began in Mexico Thursday, emphasizes economic and security concerns.
But it also has a deep echo in the US immigration reform debate.
Elected with an overwhelming share of the US Hispanic vote, Mr.
Obama has been hemmed in on how hard he can push the immigration
issue by the delicate politics of immigration on Capitol Hill, which
could make or break the 2014 midterm elections.
But when he meets with Mexican President Enrique Pena Nieto or
with central American leaders in Costa Rica over the weekend, he
will be able to subtly embrace the many American Latinos who will be
The president can simultaneously score foreign policy points by
emphasizing the US relationship with Central American nations and

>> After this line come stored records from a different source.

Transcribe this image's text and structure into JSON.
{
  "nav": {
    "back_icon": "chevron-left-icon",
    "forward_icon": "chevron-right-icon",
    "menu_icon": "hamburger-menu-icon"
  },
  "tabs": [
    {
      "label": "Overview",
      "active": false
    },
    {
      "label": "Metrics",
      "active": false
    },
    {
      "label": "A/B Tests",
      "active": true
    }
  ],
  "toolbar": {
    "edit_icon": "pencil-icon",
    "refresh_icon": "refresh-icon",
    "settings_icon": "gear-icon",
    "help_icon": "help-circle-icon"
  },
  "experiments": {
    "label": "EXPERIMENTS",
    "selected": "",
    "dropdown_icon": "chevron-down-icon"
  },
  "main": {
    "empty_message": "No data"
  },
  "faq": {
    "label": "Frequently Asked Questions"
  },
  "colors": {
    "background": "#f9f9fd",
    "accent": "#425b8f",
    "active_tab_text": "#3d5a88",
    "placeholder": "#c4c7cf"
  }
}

strike a chord with audiences back home, said Carl Meacham, director
of the Americas program at the Center for Strategic and
International Studies, at a forum earlier this week.
The trip offers "a lot of visual symbolism that he's meeting with
these different presidents as equals," said Mr. Meachem, who served
as a foreign policy staffer to former Sen. Richard Lugar (R) of
Indiana for many years. "That also sends a pretty strong signal" to
Hispanic voters back home.
Moreover, watching a president who twice trounced GOP challengers
among Hispanic voters pile up good press in Spanish-language US
media could put pressure on a Republican Party that's cautiously
weighing how to proceed on immigration reform, he adds.
"He's doing the right things to keep on promoting this," said
Meachem. "He's putting a lot of pressure on the GOP to get its act
together on this issue, and this is just tightening the screws a
little bit more to make them make a decision."
How will the president drive home his point over the three-day
trip? First, he will highlight the relationships that bind the US to
its southern neighbors in speeches and interviews to help accentuate
the personal, familial aspects of the immigration issue.
"Hispanic Americans are a growing portion of the population in
the United States, they contribute in many ways to" American
society, said Ben Rhodes, a White House national security spokesman,
on a call with reporters before the trip. "They have family ties in
Mexico and Central America and so I think the president will speak
to those familial bonds that extend [back to the US] and the context
for immigration reform. …